> WHAT YOU WILL DO
From the listing below, copy out every line where the word "JSON" appears.

(SUPPLIED DATA Opens)

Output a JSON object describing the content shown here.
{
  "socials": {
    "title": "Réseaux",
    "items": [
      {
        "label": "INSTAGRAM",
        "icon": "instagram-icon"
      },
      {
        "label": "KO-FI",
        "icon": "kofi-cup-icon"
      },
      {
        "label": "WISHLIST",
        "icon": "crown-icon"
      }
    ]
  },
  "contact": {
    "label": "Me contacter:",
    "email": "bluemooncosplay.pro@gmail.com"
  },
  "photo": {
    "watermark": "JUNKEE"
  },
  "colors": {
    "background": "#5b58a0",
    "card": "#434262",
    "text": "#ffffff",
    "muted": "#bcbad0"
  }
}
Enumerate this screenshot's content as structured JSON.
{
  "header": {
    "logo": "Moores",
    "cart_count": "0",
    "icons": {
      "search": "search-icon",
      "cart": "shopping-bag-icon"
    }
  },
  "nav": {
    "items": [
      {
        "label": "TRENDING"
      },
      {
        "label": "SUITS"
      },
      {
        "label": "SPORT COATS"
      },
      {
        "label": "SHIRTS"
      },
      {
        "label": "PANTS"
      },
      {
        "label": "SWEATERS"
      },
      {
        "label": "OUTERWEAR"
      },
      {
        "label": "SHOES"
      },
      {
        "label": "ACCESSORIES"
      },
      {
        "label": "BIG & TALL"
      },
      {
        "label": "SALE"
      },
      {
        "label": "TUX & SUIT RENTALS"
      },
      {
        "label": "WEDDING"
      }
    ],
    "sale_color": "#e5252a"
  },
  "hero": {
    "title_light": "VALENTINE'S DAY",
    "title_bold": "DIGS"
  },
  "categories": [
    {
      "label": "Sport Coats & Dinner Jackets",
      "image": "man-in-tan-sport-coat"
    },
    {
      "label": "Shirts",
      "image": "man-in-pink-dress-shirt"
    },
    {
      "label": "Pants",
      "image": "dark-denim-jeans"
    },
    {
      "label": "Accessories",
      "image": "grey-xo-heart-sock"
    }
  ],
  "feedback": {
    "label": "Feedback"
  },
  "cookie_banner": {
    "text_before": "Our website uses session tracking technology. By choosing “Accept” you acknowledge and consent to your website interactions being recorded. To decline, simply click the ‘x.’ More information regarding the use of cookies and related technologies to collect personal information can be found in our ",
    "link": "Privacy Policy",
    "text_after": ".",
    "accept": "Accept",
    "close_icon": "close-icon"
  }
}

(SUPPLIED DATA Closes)

> TASK RESULT
Output a JSON object describing the content shown here.
Enumerate this screenshot's content as structured JSON.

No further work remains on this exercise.